What is your legacy?
Posted August 6, 2016on:
My reflection today comes courtesy of a Wired article, Sad Windows XP Machine Spotted at the Las Vegas Airport.
There are personal legacies and there are organisational legacies.
A question that some of us might dare not ponder is: What is your legacy? This is a difficult question because each of us has to ask if we are making a worthwhile difference.
Large organisations should ponder that question, but not just from an existential perspective. What legacy systems and processes are they leaving behind?
The airport highlighted in the Wired article and most large organisations invest in technology that is costly to buy upfront and to maintain thereafter. Rather than move with the times, administrators opt not to change because the immediate need is to balance a budget.
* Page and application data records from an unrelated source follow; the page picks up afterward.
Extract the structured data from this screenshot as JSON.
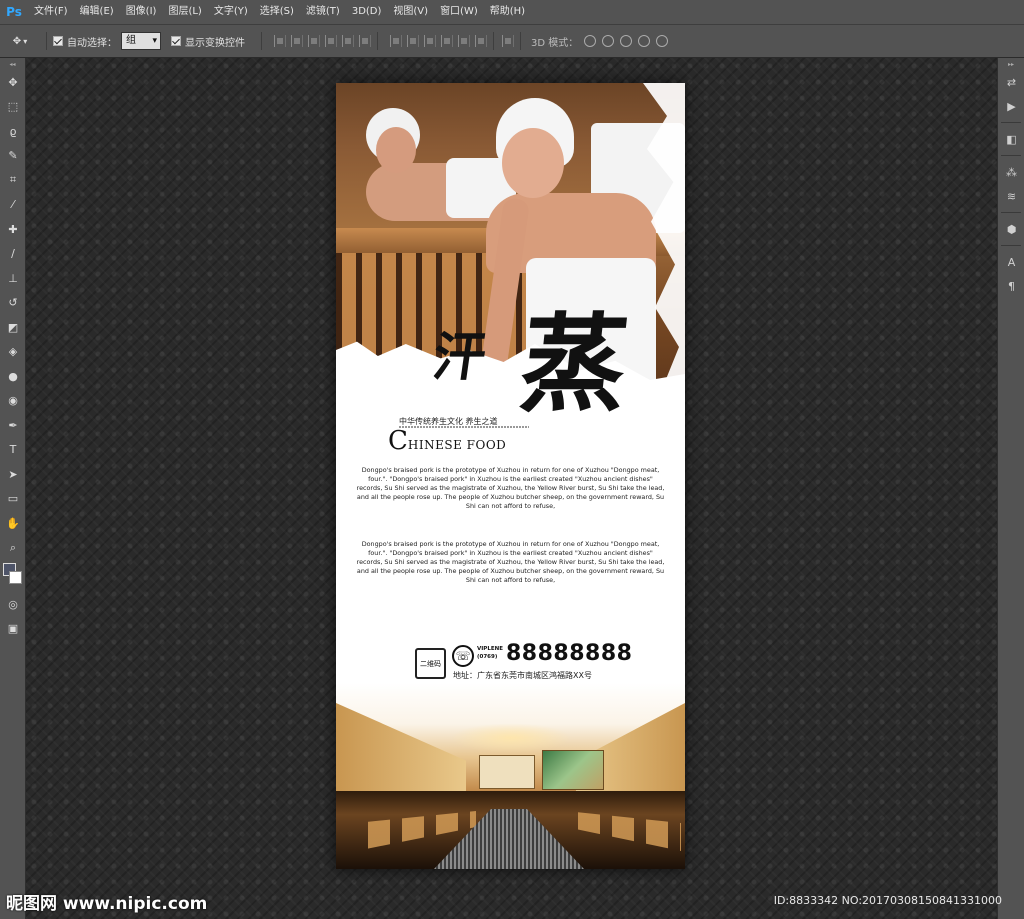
{
  "app": {
    "logo": "Ps",
    "menu": [
      "文件(F)",
      "编辑(E)",
      "图像(I)",
      "图层(L)",
      "文字(Y)",
      "选择(S)",
      "滤镜(T)",
      "3D(D)",
      "视图(V)",
      "窗口(W)",
      "帮助(H)"
    ]
  },
  "options": {
    "auto_select_label": "自动选择：",
    "auto_select_value": "组",
    "show_transform_label": "显示变换控件",
    "mode3d_label": "3D 模式："
  },
  "poster": {
    "title_small": "汗",
    "title_big": "蒸",
    "subtitle": "中华传统养生文化  养生之道",
    "brand_initial": "C",
    "brand_rest": "HINESE FOOD",
    "paragraph1": "Dongpo's braised pork is the prototype of Xuzhou in return for one of Xuzhou \"Dongpo meat, four.\". \"Dongpo's braised pork\" in Xuzhou is the earliest created \"Xuzhou ancient dishes\" records, Su Shi served as the magistrate of Xuzhou, the Yellow River burst, Su Shi take the lead, and all the people rose up. The people of Xuzhou butcher sheep, on the government reward, Su Shi can not afford to refuse,",
    "paragraph2": "Dongpo's braised pork is the prototype of Xuzhou in return for one of Xuzhou \"Dongpo meat, four.\". \"Dongpo's braised pork\" in Xuzhou is the earliest created \"Xuzhou ancient dishes\" records, Su Shi served as the magistrate of Xuzhou, the Yellow River burst, Su Shi take the lead, and all the people rose up. The people of Xuzhou butcher sheep, on the government reward, Su Shi can not afford to refuse,",
    "qr_label": "二维码",
    "vip_line1": "VIPLENE",
    "vip_line2": "(0769)",
    "phone": "88888888",
    "address": "地址：广东省东莞市南城区鸿福路XX号"
  },
  "watermark": {
    "site": "昵图网 www.nipic.com",
    "id": "ID:8833342 NO:20170308150841331000"
  }
}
The cost of not upgrading and changing is hard to calculate because it is a projection. It is hard to measure the cost of what-ifs like security breaches, or the shelf life of supported technologies.
This is why so many sites still have the “best viewed with Microsoft Internet Explorer version X” or why certain organisations only use certain computers with certain configurations. They are content to let the world go by because they have their heads in the sand.
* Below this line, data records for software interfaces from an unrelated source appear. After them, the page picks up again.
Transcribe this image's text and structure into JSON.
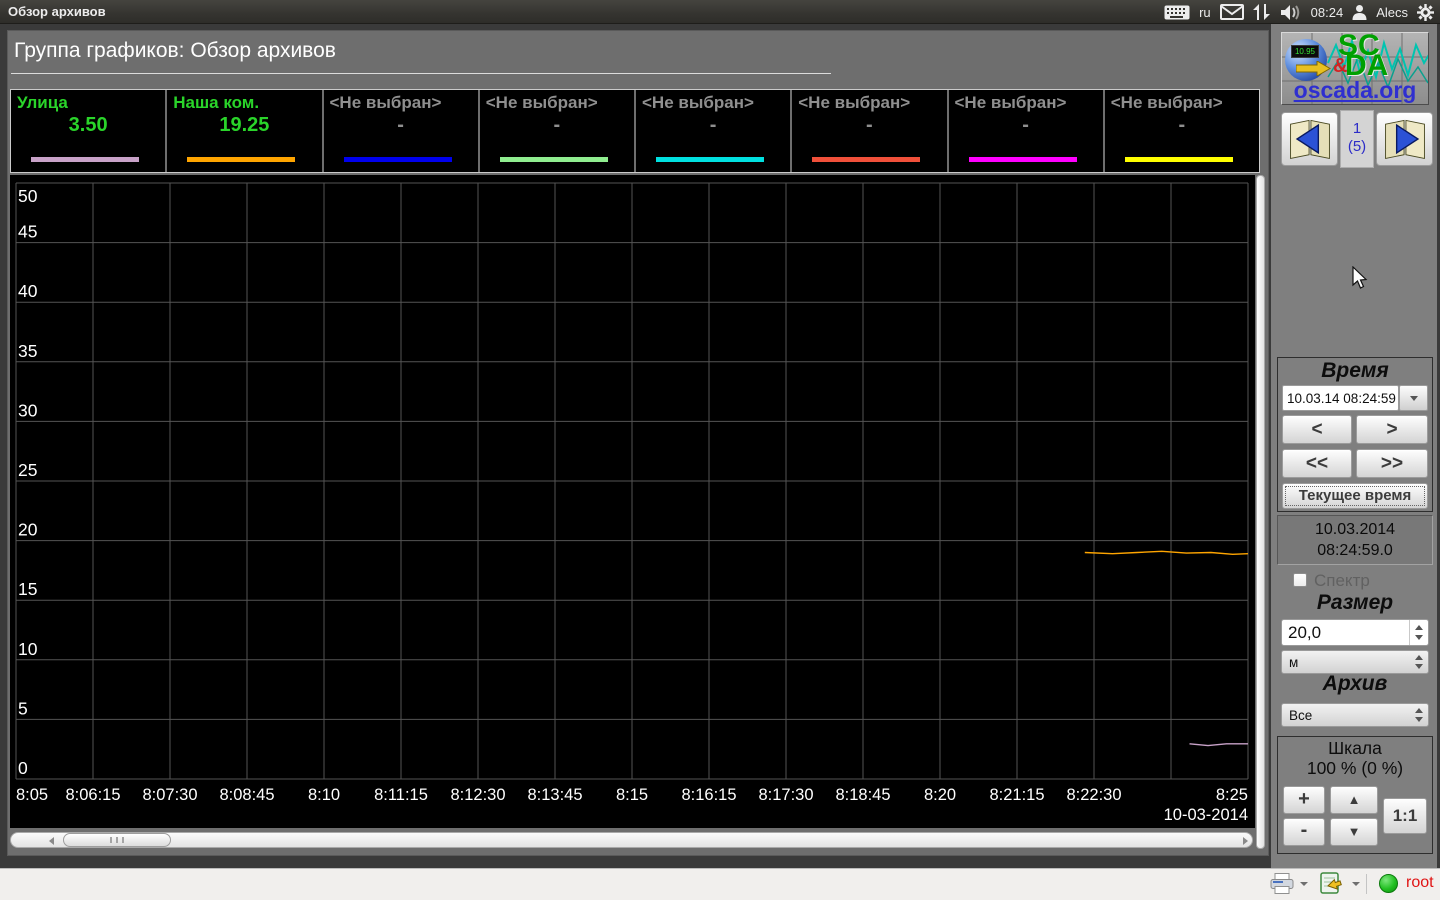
{
  "topbar": {
    "title": "Обзор архивов",
    "lang": "ru",
    "clock": "08:24",
    "user": "Alecs"
  },
  "header": {
    "title": "Группа графиков: Обзор архивов"
  },
  "legend": {
    "items": [
      {
        "label": "Улица",
        "value": "3.50",
        "color": "#c8a2c8",
        "selected": true
      },
      {
        "label": "Наша ком.",
        "value": "19.25",
        "color": "#ffa500",
        "selected": true
      },
      {
        "label": "<Не выбран>",
        "value": "-",
        "color": "#0000ee",
        "selected": false
      },
      {
        "label": "<Не выбран>",
        "value": "-",
        "color": "#90ee90",
        "selected": false
      },
      {
        "label": "<Не выбран>",
        "value": "-",
        "color": "#00e0e0",
        "selected": false
      },
      {
        "label": "<Не выбран>",
        "value": "-",
        "color": "#f0503a",
        "selected": false
      },
      {
        "label": "<Не выбран>",
        "value": "-",
        "color": "#ff00ff",
        "selected": false
      },
      {
        "label": "<Не выбран>",
        "value": "-",
        "color": "#ffff00",
        "selected": false
      }
    ]
  },
  "chart_data": {
    "type": "line",
    "title": "",
    "date_label": "10-03-2014",
    "x_start": "8:05",
    "x_end": "8:25",
    "x_span_minutes": 20,
    "x_tick_labels": [
      "8:05",
      "8:06:15",
      "8:07:30",
      "8:08:45",
      "8:10",
      "8:11:15",
      "8:12:30",
      "8:13:45",
      "8:15",
      "8:16:15",
      "8:17:30",
      "8:18:45",
      "8:20",
      "8:21:15",
      "8:22:30",
      "",
      "8:25"
    ],
    "y_ticks": [
      0,
      5,
      10,
      15,
      20,
      25,
      30,
      35,
      40,
      45,
      50
    ],
    "ylim": [
      0,
      50
    ],
    "grid": true,
    "background": "#000000",
    "grid_color": "#545454",
    "axis_text_color": "#ffffff",
    "series": [
      {
        "name": "Наша ком.",
        "color": "#ffa500",
        "points": [
          [
            17.35,
            19.0
          ],
          [
            17.8,
            18.9
          ],
          [
            18.2,
            19.0
          ],
          [
            18.6,
            19.1
          ],
          [
            19.0,
            18.95
          ],
          [
            19.4,
            19.0
          ],
          [
            19.75,
            18.85
          ],
          [
            20,
            18.9
          ]
        ]
      },
      {
        "name": "Улица",
        "color": "#c8a2c8",
        "points": [
          [
            19.05,
            2.95
          ],
          [
            19.35,
            2.8
          ],
          [
            19.65,
            2.95
          ],
          [
            20,
            2.95
          ]
        ]
      }
    ]
  },
  "sidebar": {
    "logo": {
      "sc": "SC",
      "amp": "&",
      "da": "DA",
      "site": "oscada.org",
      "lcd": "10.95"
    },
    "pager": {
      "page": "1",
      "total": "(5)"
    },
    "time_group": {
      "title": "Время",
      "combo_value": "10.03.14 08:24:59",
      "prev": "<",
      "next": ">",
      "fast_prev": "<<",
      "fast_next": ">>",
      "current": "Текущее время",
      "display_date": "10.03.2014",
      "display_time": "08:24:59.0"
    },
    "spectrum": {
      "label": "Спектр",
      "checked": false
    },
    "size_group": {
      "title": "Размер",
      "value": "20,0",
      "unit": "м"
    },
    "archive_group": {
      "title": "Архив",
      "value": "Все"
    },
    "scale_group": {
      "title": "Шкала",
      "value": "100 % (0 %)",
      "plus": "+",
      "minus": "-",
      "ratio": "1:1"
    }
  },
  "statusbar": {
    "user": "root"
  }
}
The common excuses from IT departments are “security” and “good enough”. I have explained how people hide behind security.
“Good enough” is a top-down view of work. It is an outdated attitude that comprises of: 1) we provide for you, 2) we define your work, and 3) be grateful that we provide and define. Oh, and everything else is not as good or as secure.
We provide? How about BYOD like personal laptops, slates, and phones?
We define your work? Can you place such limits in modern work environments?
Be grateful. We are, but we also expect you to be reasonable and current, not stubborn and backward.
Nothing is totally secure, not as long as you let people in. If you think about it, any work is a socio-technical system. We use the tools of language and technology to enable work. The tools might be buggy. The people definitely are.
Administrators and IT departments focus on developing hardware. If you want to be a good leader, focus on nurturing humanware. That is a legacy that perpetuates itself. You can entrench it in fear and close-mindedness, or you can open and empower it.